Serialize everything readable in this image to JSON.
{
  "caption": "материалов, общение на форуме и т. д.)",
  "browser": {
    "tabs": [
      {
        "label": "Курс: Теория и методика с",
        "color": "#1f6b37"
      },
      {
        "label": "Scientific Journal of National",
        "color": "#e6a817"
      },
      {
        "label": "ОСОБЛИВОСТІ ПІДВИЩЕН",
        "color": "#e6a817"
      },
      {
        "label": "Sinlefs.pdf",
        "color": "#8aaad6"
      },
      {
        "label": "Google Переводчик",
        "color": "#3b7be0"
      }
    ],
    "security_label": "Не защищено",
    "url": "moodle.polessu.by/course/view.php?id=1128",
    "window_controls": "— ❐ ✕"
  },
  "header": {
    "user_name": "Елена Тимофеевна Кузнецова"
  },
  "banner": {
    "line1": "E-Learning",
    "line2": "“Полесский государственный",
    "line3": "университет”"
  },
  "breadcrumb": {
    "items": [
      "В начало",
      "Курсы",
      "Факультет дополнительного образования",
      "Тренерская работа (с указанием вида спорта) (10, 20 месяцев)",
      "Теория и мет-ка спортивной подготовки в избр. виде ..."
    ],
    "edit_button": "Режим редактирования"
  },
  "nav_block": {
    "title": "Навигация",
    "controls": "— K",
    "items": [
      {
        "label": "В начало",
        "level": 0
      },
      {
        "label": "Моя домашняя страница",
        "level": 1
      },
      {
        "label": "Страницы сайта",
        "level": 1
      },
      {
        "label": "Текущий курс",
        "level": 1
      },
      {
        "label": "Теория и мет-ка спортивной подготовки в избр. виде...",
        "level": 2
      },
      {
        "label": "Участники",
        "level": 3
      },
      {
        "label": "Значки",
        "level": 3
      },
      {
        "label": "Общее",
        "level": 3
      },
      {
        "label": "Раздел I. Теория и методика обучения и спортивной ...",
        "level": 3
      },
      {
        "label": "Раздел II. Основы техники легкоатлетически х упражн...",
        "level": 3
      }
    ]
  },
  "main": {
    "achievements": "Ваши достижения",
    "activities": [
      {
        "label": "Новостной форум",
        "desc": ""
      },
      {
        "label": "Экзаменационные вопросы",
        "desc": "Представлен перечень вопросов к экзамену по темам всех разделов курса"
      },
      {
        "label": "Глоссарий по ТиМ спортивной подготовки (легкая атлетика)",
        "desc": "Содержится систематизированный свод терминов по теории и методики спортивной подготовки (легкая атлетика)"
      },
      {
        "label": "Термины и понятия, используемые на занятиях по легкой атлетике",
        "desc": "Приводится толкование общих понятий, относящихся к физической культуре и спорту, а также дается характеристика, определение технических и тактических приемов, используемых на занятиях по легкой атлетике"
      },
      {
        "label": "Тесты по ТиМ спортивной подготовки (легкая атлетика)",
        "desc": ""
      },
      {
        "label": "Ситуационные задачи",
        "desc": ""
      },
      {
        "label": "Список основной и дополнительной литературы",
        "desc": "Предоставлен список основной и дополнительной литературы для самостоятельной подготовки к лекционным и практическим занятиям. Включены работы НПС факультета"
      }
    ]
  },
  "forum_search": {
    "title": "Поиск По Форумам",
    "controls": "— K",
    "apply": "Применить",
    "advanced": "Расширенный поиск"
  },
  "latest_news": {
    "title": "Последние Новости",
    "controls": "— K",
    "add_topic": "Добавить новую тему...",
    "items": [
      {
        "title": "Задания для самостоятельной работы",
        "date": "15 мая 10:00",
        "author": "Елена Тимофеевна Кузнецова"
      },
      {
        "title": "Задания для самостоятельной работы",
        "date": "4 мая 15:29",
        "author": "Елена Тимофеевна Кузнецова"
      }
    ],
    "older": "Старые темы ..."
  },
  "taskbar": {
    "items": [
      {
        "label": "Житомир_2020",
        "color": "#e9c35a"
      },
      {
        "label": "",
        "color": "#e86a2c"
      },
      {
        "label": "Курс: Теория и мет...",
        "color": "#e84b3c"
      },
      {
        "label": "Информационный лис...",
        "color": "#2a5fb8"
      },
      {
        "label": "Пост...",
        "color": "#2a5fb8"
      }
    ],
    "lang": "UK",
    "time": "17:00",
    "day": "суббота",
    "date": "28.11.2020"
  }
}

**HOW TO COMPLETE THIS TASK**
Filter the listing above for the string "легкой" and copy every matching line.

**ANSWER FOR THE TASK**
        "label": "Термины и понятия, используемые на занятиях по легкой атлетике",
        "desc": "Приводится толкование общих понятий, относящихся к физической культуре и спорту, а также дается характеристика, определение технических и тактических приемов, используемых на занятиях по легкой атлетике"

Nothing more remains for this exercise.